Now what was she to do? When the doctor arrived, he’d surely embark on a quiet search of the castle. What if he found Mrs. North’s body too soon?

“I have no choice.” Ellen sighed in irritation as she turned around and headed for the narrow, stone staircase which led to the roof of the central tower.

Did you miss Chapters 1-120? If so, you can read them
here. Come back tomorrow for Mr. Punch of Belgrave Square, Chapter 122.

Gifts of Grandeur: The Putti Snuffbox, 1750

Click images to enlarge.
German Snuffbox
Circa 1750
This and all related images from:
The Victoria & Albert Museum

I always like the snuffboxes that are constructed of different media. Typically, we see examples made of precious metals or porcelain, but every so often, we get one of shell or bone which is just lovely. This one is made of tortoiseshell—a medium which found its way into a variety of the decorative arts.

The cartouche-shaped box depicts a scene of putti playing in a fountain—as they do. It’s quite a clever use of carious precious materials. The pilasters with their scrolling decoration are made of inlaid gold while the putti themselves are rendered in ivory. Mother-of-pearl inlay forms the fountain while lapis lazuli and malachite add notes of blue and green respectively to the piece.
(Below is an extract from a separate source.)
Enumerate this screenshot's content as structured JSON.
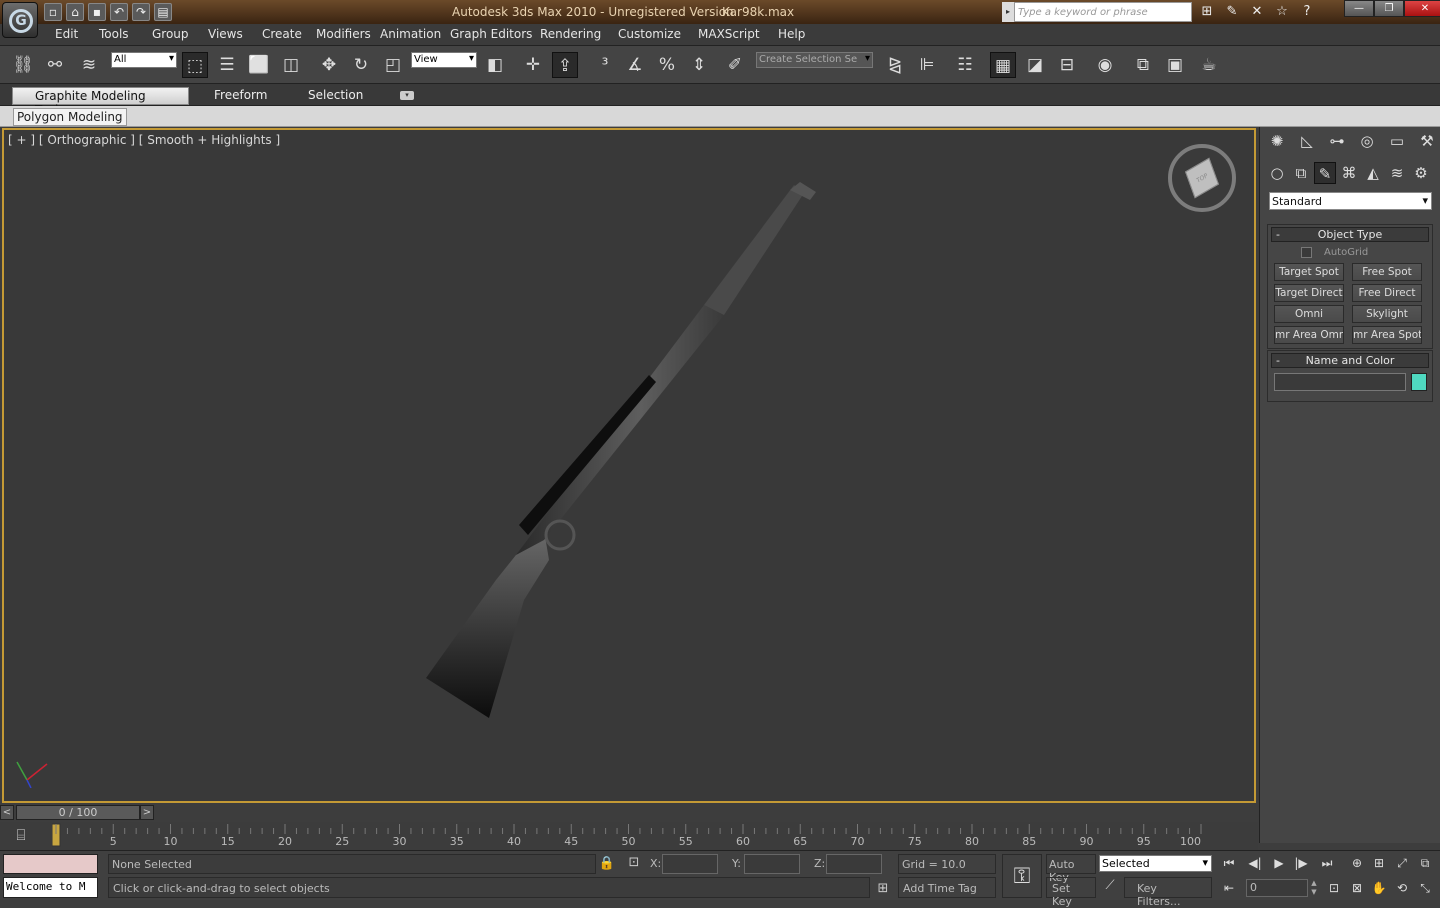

There’s no doubt as to the Rococo influence here. Made around 1750, this box is a nifty example of a German take on the Rococo. There’s some debate about just where in Germany the box was made. Some say Southern Germany, particularly Bavaria, while others insist that the piece was constructed in Berlin.

The sides are adorned with more putti and gold shells while the base is engraved with a gold rocaille. The reeded mount comes alive with shell and the scrolled thumb-piece adds interest to the front. Today, the box forms part of the magnificent Gilbert Collection at the V&A.